I do really hope your parents have apologized, profusely, for inflicting this lifetime of confusion on you. I already really, really disliked boys names on girls for the message they send - namely, that boys are better than girls -, but I hadn't even considered your end of the problem. I think we should start referring all those misguided parents who are considering outright-masculine names for their daughters to your post above.

48
April 11, 2017 10:31 PM

When I read that Ashton Kutcher and Mila Kunis named their daughter Wyatt i actually physically cringed. It goes so far beyond not liking my name to where it's actually a burden. I would strongly urge any parents considering gender bending to rethink

49
April 11, 2017 10:59 PM

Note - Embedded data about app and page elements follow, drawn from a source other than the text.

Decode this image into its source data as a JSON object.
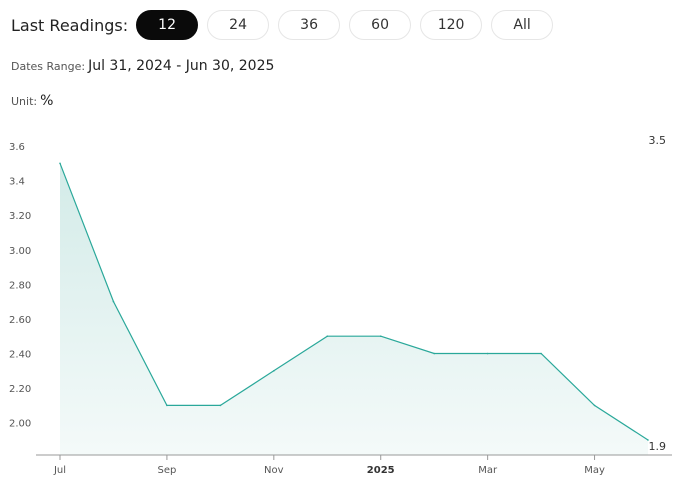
{
  "controls": {
    "label": "Last Readings:",
    "options": [
      "12",
      "24",
      "36",
      "60",
      "120",
      "All"
    ],
    "selected": "12"
  },
  "meta": {
    "dates_label": "Dates Range:",
    "dates_value": "Jul 31, 2024 - Jun 30, 2025",
    "unit_label": "Unit:",
    "unit_value": "%"
  },
  "colors": {
    "line": "#2aa89a",
    "fill": "#d3ebe8"
  },
  "chart_data": {
    "type": "area",
    "x": [
      "2024-07-31",
      "2024-08-31",
      "2024-09-30",
      "2024-10-31",
      "2024-11-30",
      "2024-12-31",
      "2025-01-31",
      "2025-02-28",
      "2025-03-31",
      "2025-04-30",
      "2025-05-31",
      "2025-06-30"
    ],
    "values": [
      3.5,
      2.7,
      2.1,
      2.1,
      2.3,
      2.5,
      2.5,
      2.4,
      2.4,
      2.4,
      2.1,
      1.9
    ],
    "ylim": [
      1.9,
      3.6
    ],
    "yticks": [
      "2.00",
      "2.20",
      "2.40",
      "2.60",
      "2.80",
      "3.00",
      "3.20",
      "3.4",
      "3.6"
    ],
    "xticks": [
      "Jul",
      "Sep",
      "Nov",
      "2025",
      "Mar",
      "May"
    ],
    "max_label": "3.5",
    "last_label": "1.9",
    "grid": false
  }
}
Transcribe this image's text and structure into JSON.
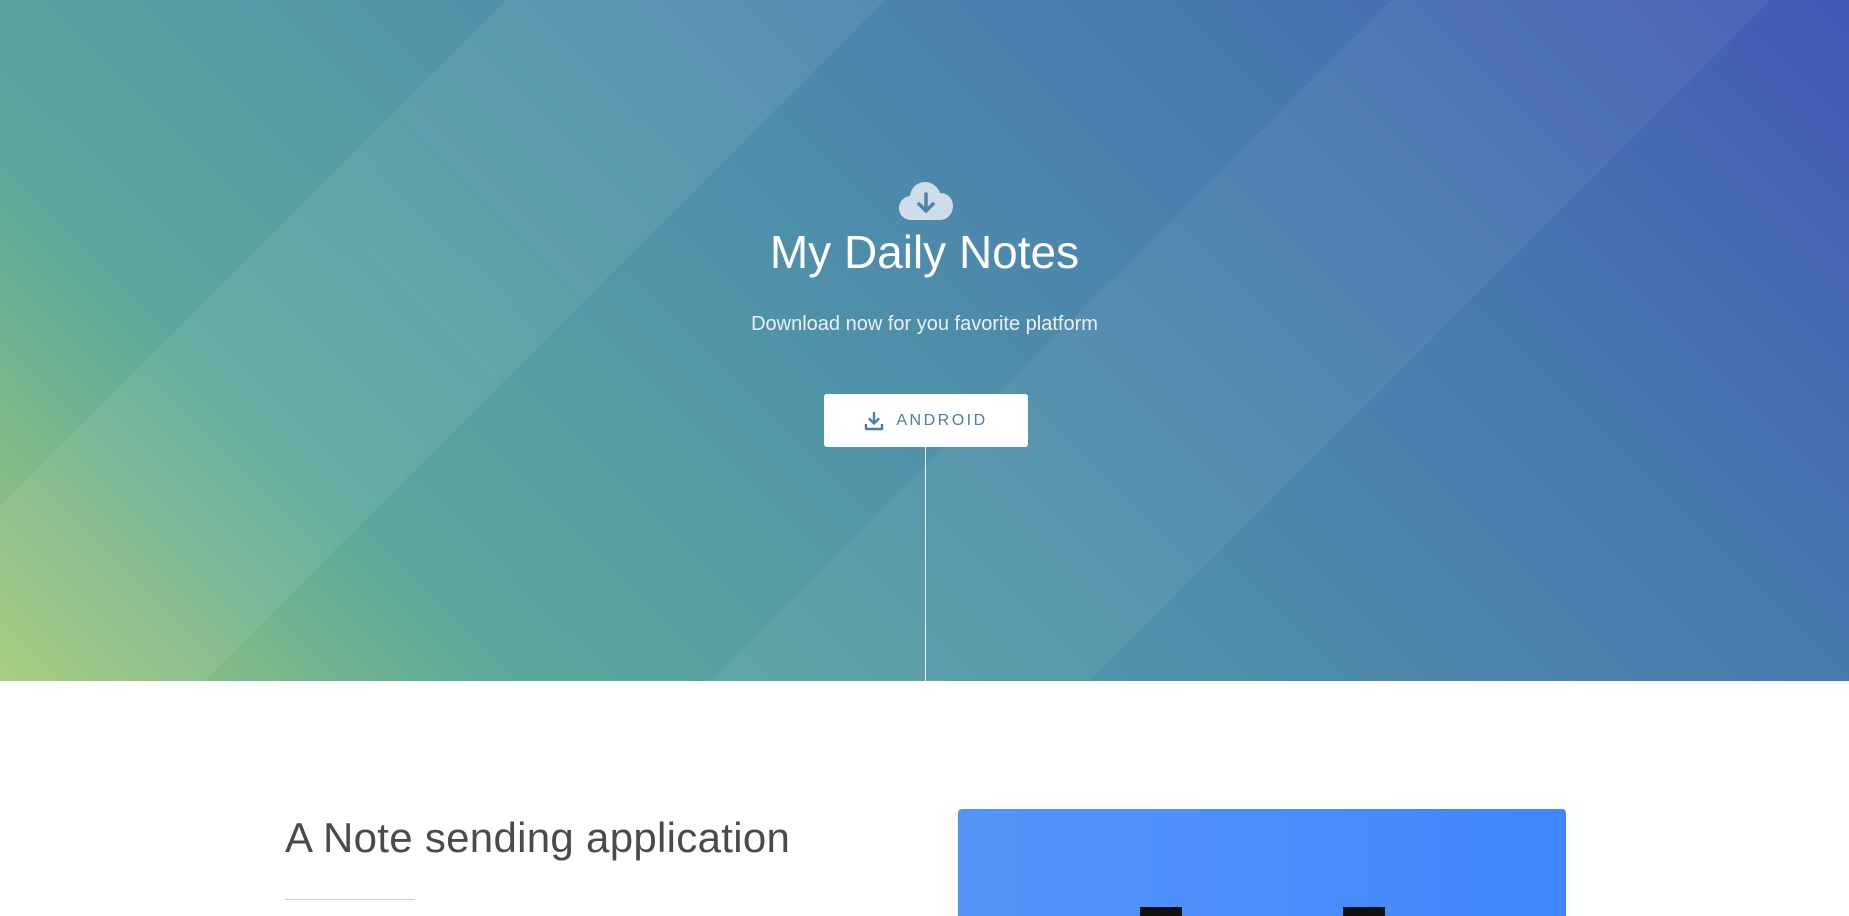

Blake Lively and Ryan Reynolds saddled their eldest daughter with James. And if you think that's as bad as it possibly could get, their second daughter is Ines. EVERYBODY is going to think that James is a boy with a sister named Ines. There just isn't any other possible conclusion to come to, because it would take a special kind of stupidity to give one daughter a 100% masculine name and the other daughter a 100% feminine name. Turns out, Blake and Ryan are precisely that special kind of stupid. (Or subconciously traumatized: Blake did it to her daughter because her parents did it to her?)

And then there's Jessica Simpson's daughter Maxwell Drew. Yep, both names are 100% masculine. And they call her Maxi. Yes, as in "maxi pad". I know that Jessica is not exactly known for her intelligence, but still.

50
April 11, 2017 11:20 PM

Maxwell originates as the name of a salmon pool in Scotland, so neither gender has any inherent claim on it, but it has always been masculine in usage... until nowadays.